The idea that the sole aim of punishment is to prevent crime is obviously grounded upon the theory that crime can be prevented, which is almost as dubious as the notion that poverty can be prevented.
I know not whether laws be right, or whether laws be wrong; All that we know who lie in gaol is that the wall is strong; And that each day is like a year, a year whose days are long.
Here the great art lies, to discern in what the law is to be to restraint and punishment, and in what things persuasion only is to work.
You utter a vow, or forge a signature, and you may find yourself bound for life to a monastery, a woman, or prison.
If it's near dinner-time, the foreman takes out his watch when the jury has retired, and says: "Dear me, gentlemen, ten minutes to five, I declare! I dine at five, gentlemen." "So do I," says everybody else, except two men who ought to have dined at three and seem more than half disposed to stand out in consequence. The foreman smiles, and puts up his watch:--"Well, gentlemen, what do we say, plaintiff or defendant, gentlemen?
I have been studying how I may compare This prison where I live unto the world; And, for because the world is populous, And here is not a creature but myself, I cannot do it. Yet I'll hammer it out.
History is full of people who went to prison or were burned at the stake for proclaiming their ideas. Society has always defended itself.
Show me the prison, Show me the jail, Show me the prisoner whose life has gone stale. And I'll show you a young man with so many reasons why And there, but for fortune, go you or I.

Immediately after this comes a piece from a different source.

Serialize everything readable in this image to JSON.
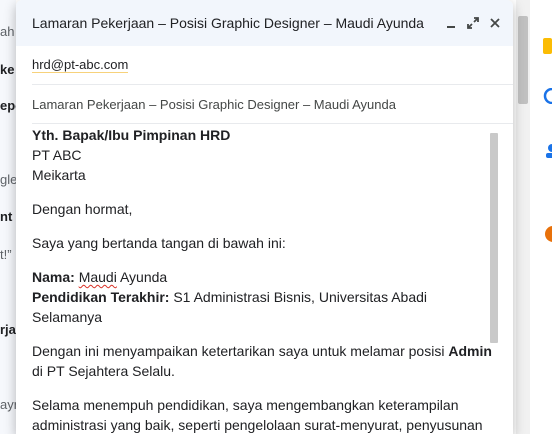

I never saw a man who looked With such a wistful eye Upon that little tent of blue Which prisoners call the sky.
Educate your children to self-control, to the habit of holding passion and prejudice and evil tendencies to an upright and reasoning will, and you have done much to abolish misery from their future lives and crimes to society.
Law is merely the expression of the will of the strongest for the time being, and therefore laws have no fixity, but shift from generation to generation.
The penalty for laughing in a courtroom is six months in jail; if it were not for this penalty, the jury would never hear the evidence.
The number of laws is constantly growing in all countries and, owing to this, what is called crime is very often not a crime at all, for it contains no element of violence or harm.
We judge ourselves by what we feel capable of doing, while others judge us by what we have already done.
There are only two places in the world where time takes precedence over the job to be done. School and prison.
The perfection of a thing consists in its essence; there are perfect criminals, as there are men of perfect probity.